The widespread use of these messages, often referred to as “indications of interest,” could create the potential for significant private markets to develop that exclude public investors. Such a two-tiered market would be inconsistent with the fundamental principles of fairness and efficiency that guide U.S. market structure policy.
We have recently begun an in-depth review of multiple market structure issues given the rapid advancements in technology. In addition to our recent actions with regard to flash orders and our current focus on dark pools, we will also examine high frequency trading, direct market access and co-location.
While we understand that there will always be trading and information asymmetries, we seek where possible, to eliminate inequities in the marketplace. Dark pools of course, are not a US phenomenon alone, and IOSCO has taken notice. As each jurisdiction considers whether and how to address dark pools and other market innovations, we will all benefit from understanding each other’s views and experiences through IOSCO.
Over the next two days we will discuss the actions that need to be taken to adjust to the new global financial environment. Our efforts to build a better regulatory system in each of our countries and to ensure the stability of the world’s financial system will only be successful if we act together.

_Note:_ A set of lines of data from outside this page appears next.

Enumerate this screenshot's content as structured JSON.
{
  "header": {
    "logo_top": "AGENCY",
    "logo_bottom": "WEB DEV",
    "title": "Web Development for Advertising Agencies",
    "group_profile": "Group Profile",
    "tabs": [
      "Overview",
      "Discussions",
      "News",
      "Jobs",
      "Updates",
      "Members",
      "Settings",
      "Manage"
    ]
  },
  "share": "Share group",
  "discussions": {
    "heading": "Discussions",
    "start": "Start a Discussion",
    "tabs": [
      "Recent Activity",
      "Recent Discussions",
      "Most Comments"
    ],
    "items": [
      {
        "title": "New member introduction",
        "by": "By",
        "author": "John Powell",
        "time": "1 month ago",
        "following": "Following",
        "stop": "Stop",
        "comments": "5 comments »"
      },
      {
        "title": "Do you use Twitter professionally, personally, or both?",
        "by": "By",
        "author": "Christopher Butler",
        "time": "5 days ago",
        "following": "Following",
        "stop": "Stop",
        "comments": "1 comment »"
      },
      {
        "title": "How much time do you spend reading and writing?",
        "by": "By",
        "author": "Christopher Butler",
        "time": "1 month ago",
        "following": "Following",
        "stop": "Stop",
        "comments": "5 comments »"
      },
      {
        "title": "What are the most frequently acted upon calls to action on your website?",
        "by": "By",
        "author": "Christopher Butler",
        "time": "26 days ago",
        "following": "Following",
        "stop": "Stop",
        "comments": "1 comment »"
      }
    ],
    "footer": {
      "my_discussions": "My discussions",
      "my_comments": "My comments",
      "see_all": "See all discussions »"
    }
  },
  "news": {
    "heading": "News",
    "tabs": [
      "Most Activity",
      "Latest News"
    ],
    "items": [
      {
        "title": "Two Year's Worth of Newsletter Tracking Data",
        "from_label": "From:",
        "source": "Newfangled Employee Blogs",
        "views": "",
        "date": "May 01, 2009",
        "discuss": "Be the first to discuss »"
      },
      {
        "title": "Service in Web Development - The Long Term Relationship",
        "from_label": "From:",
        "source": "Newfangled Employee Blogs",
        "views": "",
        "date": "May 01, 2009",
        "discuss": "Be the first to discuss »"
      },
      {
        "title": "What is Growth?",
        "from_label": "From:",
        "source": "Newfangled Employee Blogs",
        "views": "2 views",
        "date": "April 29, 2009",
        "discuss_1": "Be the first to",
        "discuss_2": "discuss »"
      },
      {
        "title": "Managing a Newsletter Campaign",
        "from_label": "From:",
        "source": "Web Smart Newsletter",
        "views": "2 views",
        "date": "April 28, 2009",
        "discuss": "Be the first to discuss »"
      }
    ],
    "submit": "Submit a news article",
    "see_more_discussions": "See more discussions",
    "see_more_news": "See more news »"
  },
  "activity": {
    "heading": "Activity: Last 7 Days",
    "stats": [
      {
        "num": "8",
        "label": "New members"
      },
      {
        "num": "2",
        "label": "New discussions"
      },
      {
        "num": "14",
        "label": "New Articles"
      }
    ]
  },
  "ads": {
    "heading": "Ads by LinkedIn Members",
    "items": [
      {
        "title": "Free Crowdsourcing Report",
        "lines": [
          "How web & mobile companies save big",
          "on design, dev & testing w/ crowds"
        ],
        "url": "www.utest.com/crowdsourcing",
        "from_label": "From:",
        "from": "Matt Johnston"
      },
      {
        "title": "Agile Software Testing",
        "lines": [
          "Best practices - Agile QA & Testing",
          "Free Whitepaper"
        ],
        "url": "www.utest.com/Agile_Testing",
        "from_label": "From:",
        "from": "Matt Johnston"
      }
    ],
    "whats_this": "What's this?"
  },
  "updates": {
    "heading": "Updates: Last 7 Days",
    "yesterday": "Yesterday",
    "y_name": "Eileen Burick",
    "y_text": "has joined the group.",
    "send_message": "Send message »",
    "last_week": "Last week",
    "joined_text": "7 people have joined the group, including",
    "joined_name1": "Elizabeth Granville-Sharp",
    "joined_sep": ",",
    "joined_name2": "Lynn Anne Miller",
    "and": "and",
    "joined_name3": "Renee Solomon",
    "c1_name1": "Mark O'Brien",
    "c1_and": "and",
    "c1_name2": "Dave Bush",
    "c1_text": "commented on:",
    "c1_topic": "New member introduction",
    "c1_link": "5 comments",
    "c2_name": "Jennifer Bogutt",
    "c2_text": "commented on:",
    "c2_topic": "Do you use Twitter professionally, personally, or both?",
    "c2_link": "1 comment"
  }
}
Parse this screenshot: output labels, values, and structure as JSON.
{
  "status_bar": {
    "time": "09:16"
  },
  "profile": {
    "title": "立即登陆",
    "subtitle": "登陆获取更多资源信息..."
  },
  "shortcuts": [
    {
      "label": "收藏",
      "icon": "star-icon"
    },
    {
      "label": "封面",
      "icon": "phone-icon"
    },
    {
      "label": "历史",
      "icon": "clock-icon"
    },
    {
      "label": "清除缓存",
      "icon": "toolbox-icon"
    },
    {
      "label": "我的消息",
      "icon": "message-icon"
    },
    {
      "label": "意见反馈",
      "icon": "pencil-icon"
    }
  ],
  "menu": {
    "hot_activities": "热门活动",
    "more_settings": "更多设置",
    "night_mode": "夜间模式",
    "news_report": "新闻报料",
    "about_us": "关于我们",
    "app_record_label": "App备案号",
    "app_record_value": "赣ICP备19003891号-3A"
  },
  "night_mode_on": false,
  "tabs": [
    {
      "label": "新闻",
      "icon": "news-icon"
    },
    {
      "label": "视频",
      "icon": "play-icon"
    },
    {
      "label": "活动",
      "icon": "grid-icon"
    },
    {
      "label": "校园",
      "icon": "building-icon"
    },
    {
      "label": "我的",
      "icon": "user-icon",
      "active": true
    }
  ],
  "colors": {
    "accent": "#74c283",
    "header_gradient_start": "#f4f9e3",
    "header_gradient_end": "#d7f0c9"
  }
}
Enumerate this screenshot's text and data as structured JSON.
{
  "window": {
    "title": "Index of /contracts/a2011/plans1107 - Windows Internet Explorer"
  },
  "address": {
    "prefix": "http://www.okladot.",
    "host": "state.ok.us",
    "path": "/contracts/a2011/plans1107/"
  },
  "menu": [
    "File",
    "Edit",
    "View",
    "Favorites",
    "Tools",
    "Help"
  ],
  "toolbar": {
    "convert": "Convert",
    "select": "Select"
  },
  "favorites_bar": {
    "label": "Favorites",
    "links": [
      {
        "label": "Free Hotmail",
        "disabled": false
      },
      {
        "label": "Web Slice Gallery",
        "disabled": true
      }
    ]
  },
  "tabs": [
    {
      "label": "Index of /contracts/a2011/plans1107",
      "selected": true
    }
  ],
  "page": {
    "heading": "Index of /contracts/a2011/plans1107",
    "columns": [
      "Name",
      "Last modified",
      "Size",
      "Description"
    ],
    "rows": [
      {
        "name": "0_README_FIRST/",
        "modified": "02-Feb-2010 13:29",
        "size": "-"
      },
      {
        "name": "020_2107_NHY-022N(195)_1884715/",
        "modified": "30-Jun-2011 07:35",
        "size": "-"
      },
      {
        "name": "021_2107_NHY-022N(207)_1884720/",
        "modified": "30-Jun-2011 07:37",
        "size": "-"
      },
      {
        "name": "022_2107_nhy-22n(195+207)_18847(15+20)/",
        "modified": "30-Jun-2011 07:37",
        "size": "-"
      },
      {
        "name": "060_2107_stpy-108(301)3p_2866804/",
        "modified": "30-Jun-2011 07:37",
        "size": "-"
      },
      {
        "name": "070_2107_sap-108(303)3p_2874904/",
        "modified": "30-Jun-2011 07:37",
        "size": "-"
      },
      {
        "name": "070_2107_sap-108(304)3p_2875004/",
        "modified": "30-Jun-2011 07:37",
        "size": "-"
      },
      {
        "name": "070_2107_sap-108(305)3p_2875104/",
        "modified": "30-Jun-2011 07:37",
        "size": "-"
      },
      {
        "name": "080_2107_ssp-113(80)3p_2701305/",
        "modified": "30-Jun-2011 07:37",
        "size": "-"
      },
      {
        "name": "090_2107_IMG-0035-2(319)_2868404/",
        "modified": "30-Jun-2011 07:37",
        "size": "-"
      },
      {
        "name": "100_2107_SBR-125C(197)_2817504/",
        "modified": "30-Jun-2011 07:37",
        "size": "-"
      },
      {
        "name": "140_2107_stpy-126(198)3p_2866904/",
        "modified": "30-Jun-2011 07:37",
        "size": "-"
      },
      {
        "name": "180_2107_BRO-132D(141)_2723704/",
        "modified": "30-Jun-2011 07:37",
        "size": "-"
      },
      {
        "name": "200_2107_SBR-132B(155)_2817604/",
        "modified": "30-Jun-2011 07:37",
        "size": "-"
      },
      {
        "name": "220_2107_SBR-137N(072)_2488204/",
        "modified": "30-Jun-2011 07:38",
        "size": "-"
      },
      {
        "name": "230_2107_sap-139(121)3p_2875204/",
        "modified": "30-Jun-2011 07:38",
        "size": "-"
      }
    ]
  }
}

Our markets are global in every sense of the word and in every aspect — from the exchanges to the dealers to investors. IOSCO will continue to provide a unique forum for us to debate, collaborate and work together to ensure we build an enduring foundation for market integrity, systemic stability and investor protection as markets innovate and evolve.